-- Work item --
From the data below, copy out every line in which the word "small" occurs.

[Data records for software interfaces]
*** Begin section ***

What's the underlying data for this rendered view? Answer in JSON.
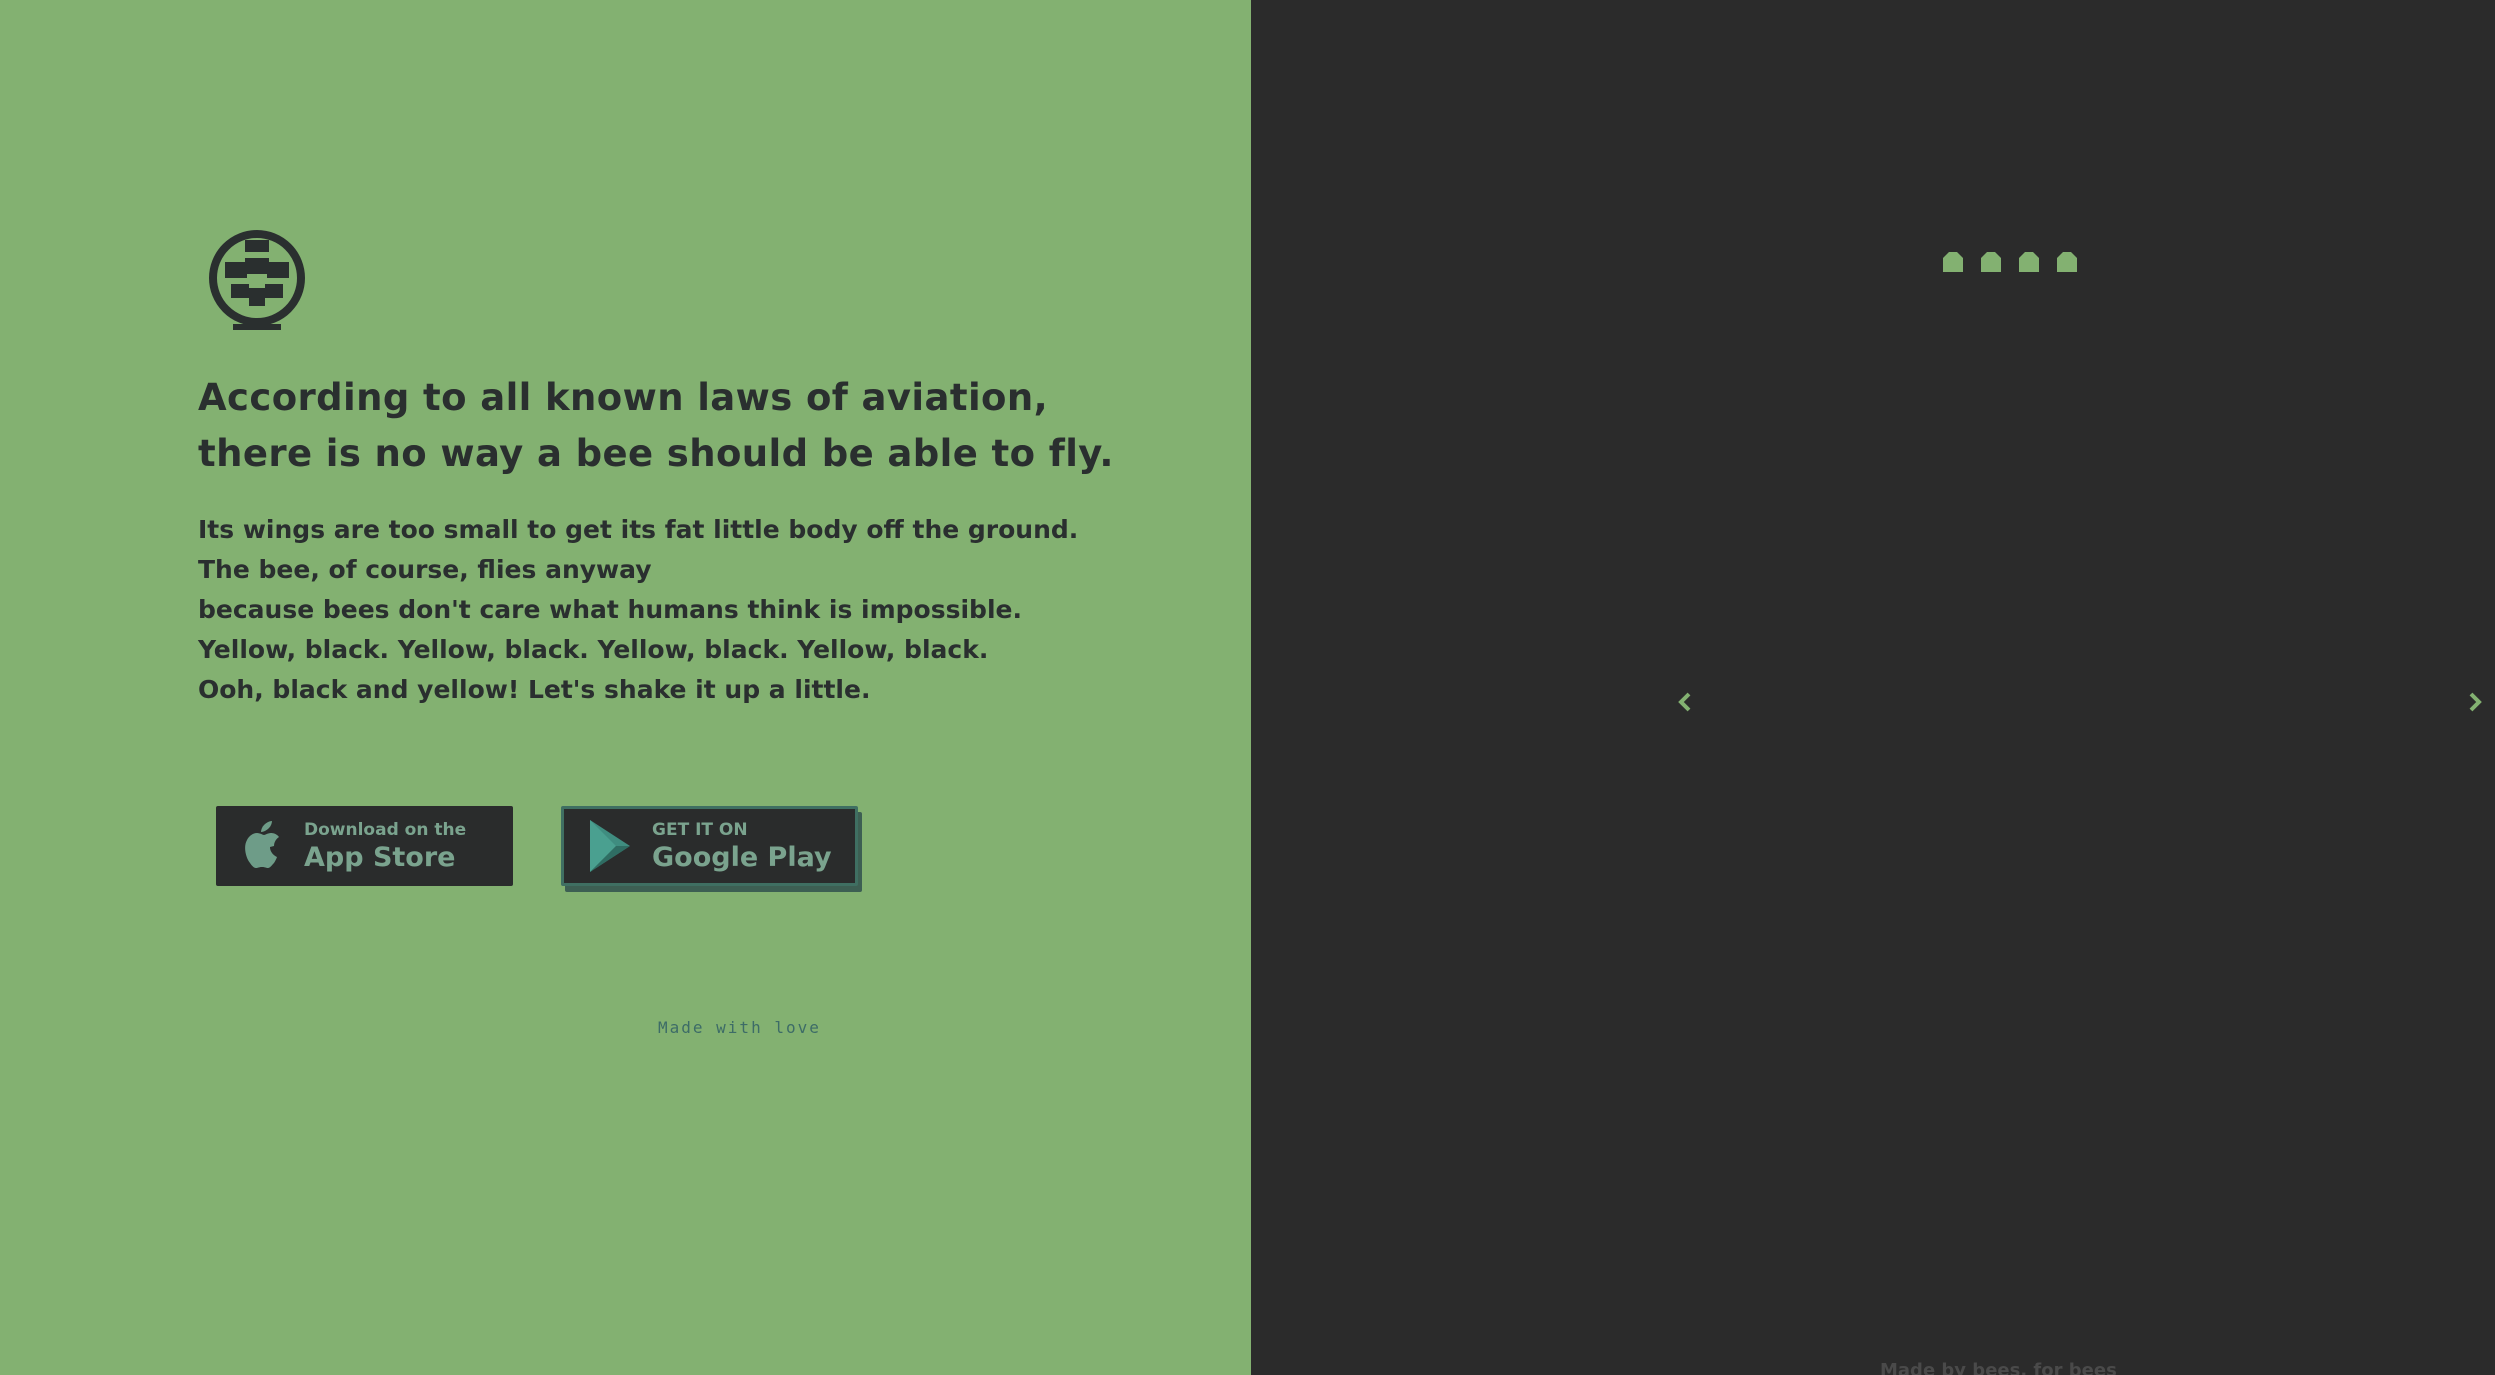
{
  "colors": {
    "left_background": "#83b171",
    "right_background": "#2b2b2b",
    "text_dark": "#2a2f2f",
    "accent_teal": "#3f6f62",
    "button_background": "#2a2c2c"
  },
  "brand": {
    "logo_icon": "bee-globe-logo-icon"
  },
  "hero": {
    "headline_line1": "According to all known laws of aviation,",
    "headline_line2": "there is no way a bee should be able to fly.",
    "body_lines": [
      "Its wings are too small to get its fat little body off the ground.",
      "The bee, of course, flies anyway",
      "because bees don't care what humans think is impossible.",
      "Yellow, black. Yellow, black. Yellow, black. Yellow, black.",
      "Ooh, black and yellow! Let's shake it up a little."
    ]
  },
  "downloads": {
    "apple": {
      "small": "Download on the",
      "big": "App Store",
      "icon": "apple-icon"
    },
    "google": {
      "small": "GET IT ON",
      "big": "Google Play",
      "icon": "google-play-icon"
    }
  },
  "tagline": "Made with love",
  "gallery": {
    "mini_icons": [
      "bee-icon",
      "bee-icon",
      "bee-icon",
      "bee-icon"
    ],
    "prev_icon": "chevron-left-icon",
    "next_icon": "chevron-right-icon"
  },
  "footer_note": "Made by bees, for bees"
}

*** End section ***

-- Written reply --
      "Its wings are too small to get its fat little body off the ground.",
      "small": "Download on the",
      "small": "GET IT ON",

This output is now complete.